In a previous instalment, we identified the Config file as being a promising tool to map data reusable code to project-specific code. In this third article, we'll examine what our Settings page example looks like if we do indeed make use of such a Config file.
WordPress Philosophy seems to indicate that all design decisions are ultimately run by the user base to get a "democratic" voting of what changes to implement or reject. However, the reality is far from that. Is WordPress missing a "voting" system?
Recount of my impressions of being a first-time volunteer and first-time speaker at a WordCamp, two personal premieres I was able to experience at WordCamp Frankfurt 2016.
While the first part of this series identified the need to separate business-specific logic from reusable code, we haven't yet discussed how to best achieve this. Let's try to think it through...
OOP lures you with the promise of making code reusable, but OOP syntax alone does not make your code reusable. Let's find out why that is, and how to really write reusable code.
Including an autoloader within WordPress is not an all-or-nothing endeavour. With a few simple changes, we can have a fully functional autoloader being loaded with WordPress, and we can start refactoring the existing Core code to gradually load more and more classes (and even functions) through the autoloader.
Ryan McCue, Senior Engineer at Human Made and WordPress Core Developer, has posted a series of tweets regarding the fact that WordPress is far from an ideal platform for developers, which has spawned a lot of discussion.
As a long-form response to this, here’s a list of changes I would like to see in WordPress, and how I would try to address backward compatibility (BC) concerns. I don’t pretend to know that this is the absolute best way to tackle the problem, this is purely my own biased opinion, and how I would try to fix the issues if I were in charge.
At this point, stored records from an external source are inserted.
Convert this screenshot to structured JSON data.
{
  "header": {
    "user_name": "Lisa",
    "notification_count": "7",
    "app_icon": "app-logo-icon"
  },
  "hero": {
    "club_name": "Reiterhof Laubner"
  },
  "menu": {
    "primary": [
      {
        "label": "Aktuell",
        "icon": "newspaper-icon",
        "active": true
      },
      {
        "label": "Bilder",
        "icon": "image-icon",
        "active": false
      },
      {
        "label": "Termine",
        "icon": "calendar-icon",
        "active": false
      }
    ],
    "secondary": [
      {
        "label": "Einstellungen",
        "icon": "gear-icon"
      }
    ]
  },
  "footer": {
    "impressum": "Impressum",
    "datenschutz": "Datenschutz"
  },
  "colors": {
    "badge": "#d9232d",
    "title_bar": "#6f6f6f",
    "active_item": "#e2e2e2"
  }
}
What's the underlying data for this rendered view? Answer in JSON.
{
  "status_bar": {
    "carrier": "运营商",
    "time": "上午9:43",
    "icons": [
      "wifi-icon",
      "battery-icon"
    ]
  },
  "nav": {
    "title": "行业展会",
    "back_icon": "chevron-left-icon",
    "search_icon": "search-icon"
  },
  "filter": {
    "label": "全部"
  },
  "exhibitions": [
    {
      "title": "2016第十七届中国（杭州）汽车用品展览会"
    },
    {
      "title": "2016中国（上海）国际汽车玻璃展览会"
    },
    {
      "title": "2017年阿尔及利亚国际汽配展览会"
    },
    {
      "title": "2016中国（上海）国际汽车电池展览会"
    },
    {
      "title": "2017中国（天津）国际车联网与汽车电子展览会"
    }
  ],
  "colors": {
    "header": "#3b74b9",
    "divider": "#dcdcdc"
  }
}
I am currently on a quest to find the perfect setup for my WordPress projects (who isn’t, right?). I do think that a large part of what makes or breaks complex software projects is dependency management. And there are dependencies at every level of your projects, be they languages, libraries, servers, stakeholders, whatever. When someone pays you to attack a project (outside of hobbyism), he generally pays you to fulfil a business goal. And it’s your task to keep the things in check upon which this business goal “depends” on.
The problems you’ll deal with when trying to manage these dependencies are not new to your project; they have been the same problems for many moons. And many smart people before you have found solutions to these, which can be found somewhere on a spectrum from “satisfying” to “perfect”.
You’ll probably agree that it is best to learn from other people’s mistakes and reuse their solutions, instead of being stubborn and insisting on making these same mistakes yourself (wasting a lot of time & money in the process).